Exercise directions> If a record holds a picture, leave the picture out and repeat everything else exactly.

Given entries>
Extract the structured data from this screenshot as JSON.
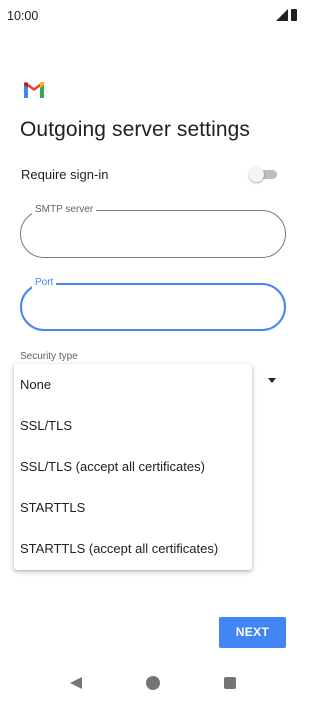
{
  "status_bar": {
    "time": "10:00",
    "icons": [
      "signal-icon",
      "battery-icon"
    ]
  },
  "header": {
    "logo": "gmail-logo-icon",
    "title": "Outgoing server settings"
  },
  "require_signin": {
    "label": "Require sign-in",
    "enabled": false
  },
  "smtp_server": {
    "label": "SMTP server",
    "value": ""
  },
  "port": {
    "label": "Port",
    "value": ""
  },
  "security": {
    "label": "Security type",
    "options": [
      "None",
      "SSL/TLS",
      "SSL/TLS (accept all certificates)",
      "STARTTLS",
      "STARTTLS (accept all certificates)"
    ]
  },
  "footer": {
    "next_label": "NEXT"
  },
  "nav_bar": {
    "icons": [
      "back-icon",
      "home-icon",
      "recents-icon"
    ]
  },
  "colors": {
    "accent": "#4285f4",
    "text": "#202124",
    "secondary_text": "#5f6368"
  }
}
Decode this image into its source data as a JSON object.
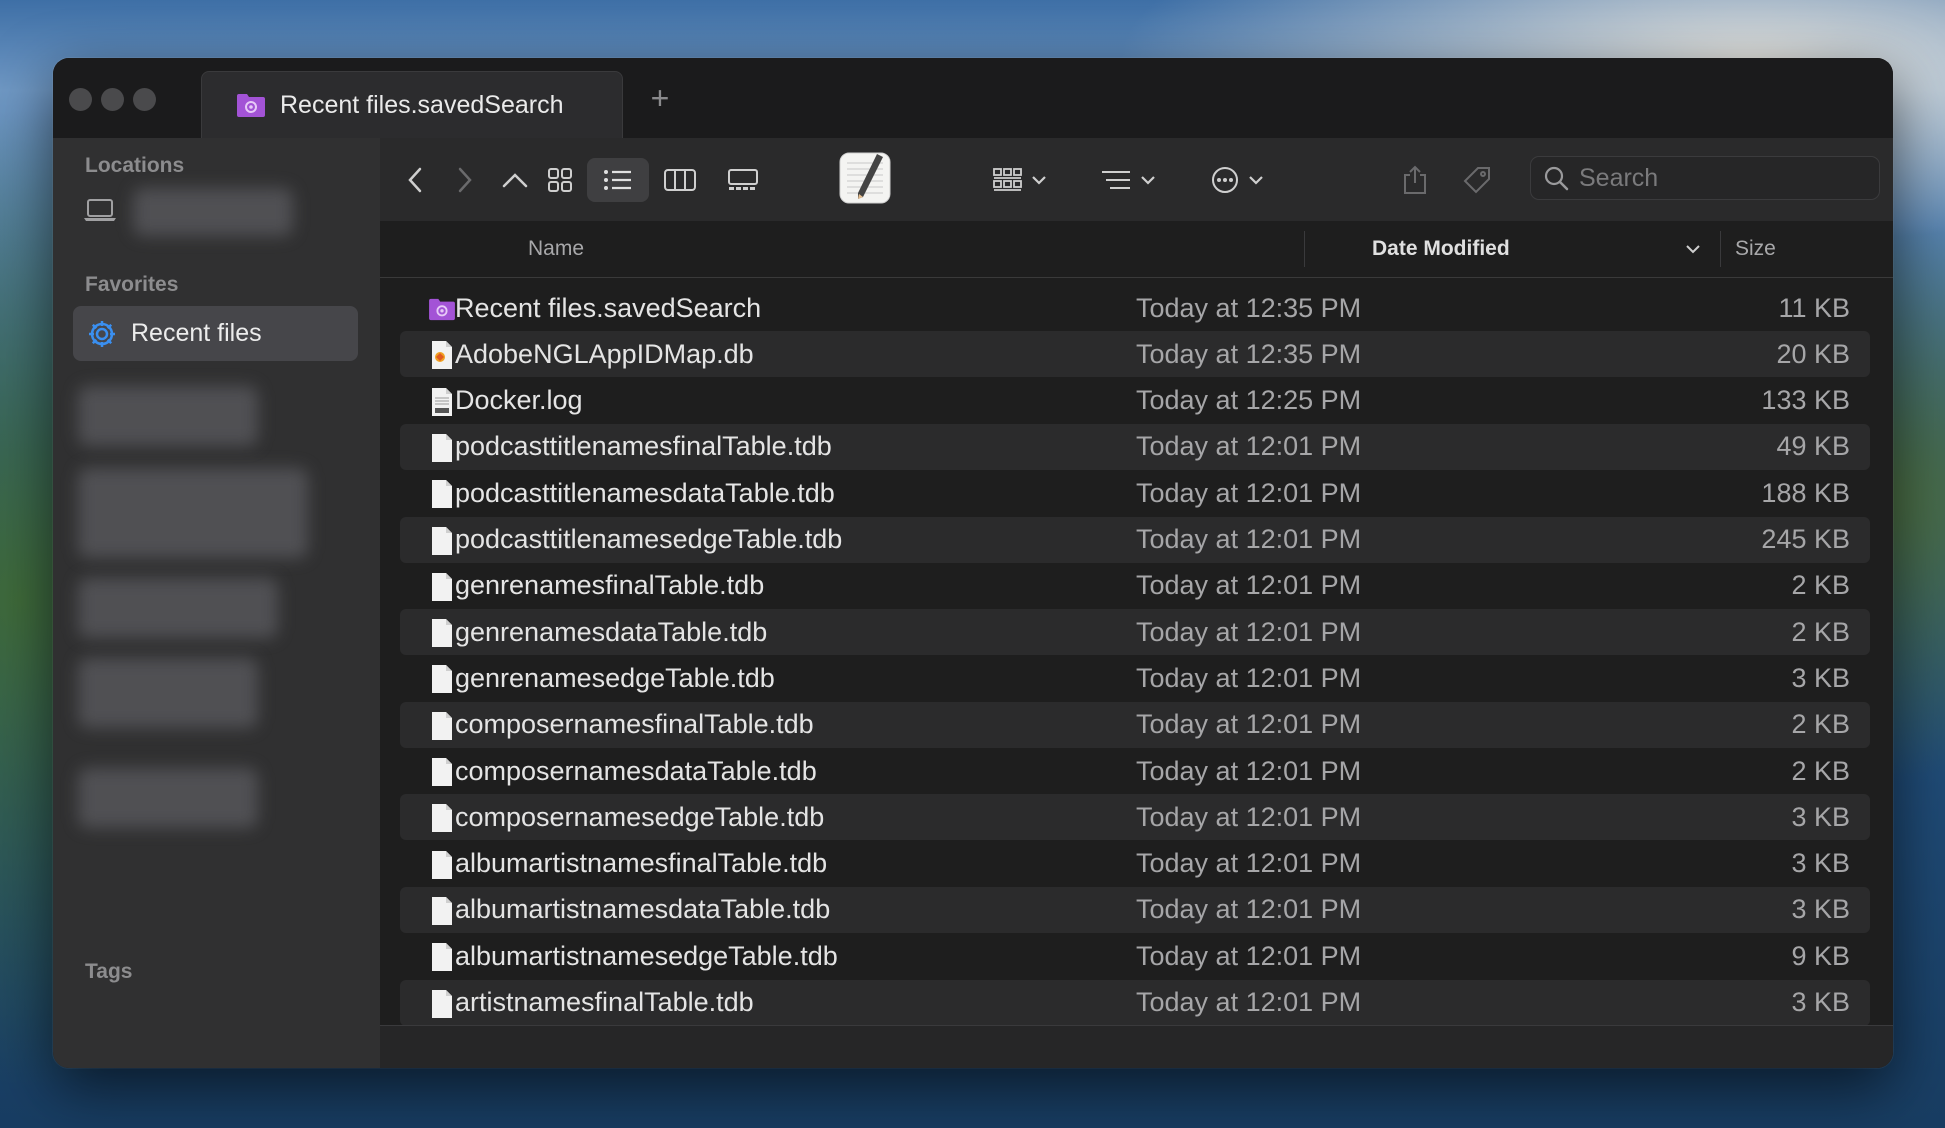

Output for this task>
Extract the structured data from this screenshot as JSON.
{
  "status_bar": {
    "time": "10:00",
    "icons": [
      "signal-icon",
      "battery-icon"
    ]
  },
  "header": {
    "logo": "gmail-logo-icon",
    "title": "Outgoing server settings"
  },
  "require_signin": {
    "label": "Require sign-in",
    "enabled": false
  },
  "smtp_server": {
    "label": "SMTP server",
    "value": ""
  },
  "port": {
    "label": "Port",
    "value": ""
  },
  "security": {
    "label": "Security type",
    "options": [
      "None",
      "SSL/TLS",
      "SSL/TLS (accept all certificates)",
      "STARTTLS",
      "STARTTLS (accept all certificates)"
    ]
  },
  "footer": {
    "next_label": "NEXT"
  },
  "nav_bar": {
    "icons": [
      "back-icon",
      "home-icon",
      "recents-icon"
    ]
  },
  "colors": {
    "accent": "#4285f4",
    "text": "#202124",
    "secondary_text": "#5f6368"
  }
}
Decode this image into its source data as a JSON object.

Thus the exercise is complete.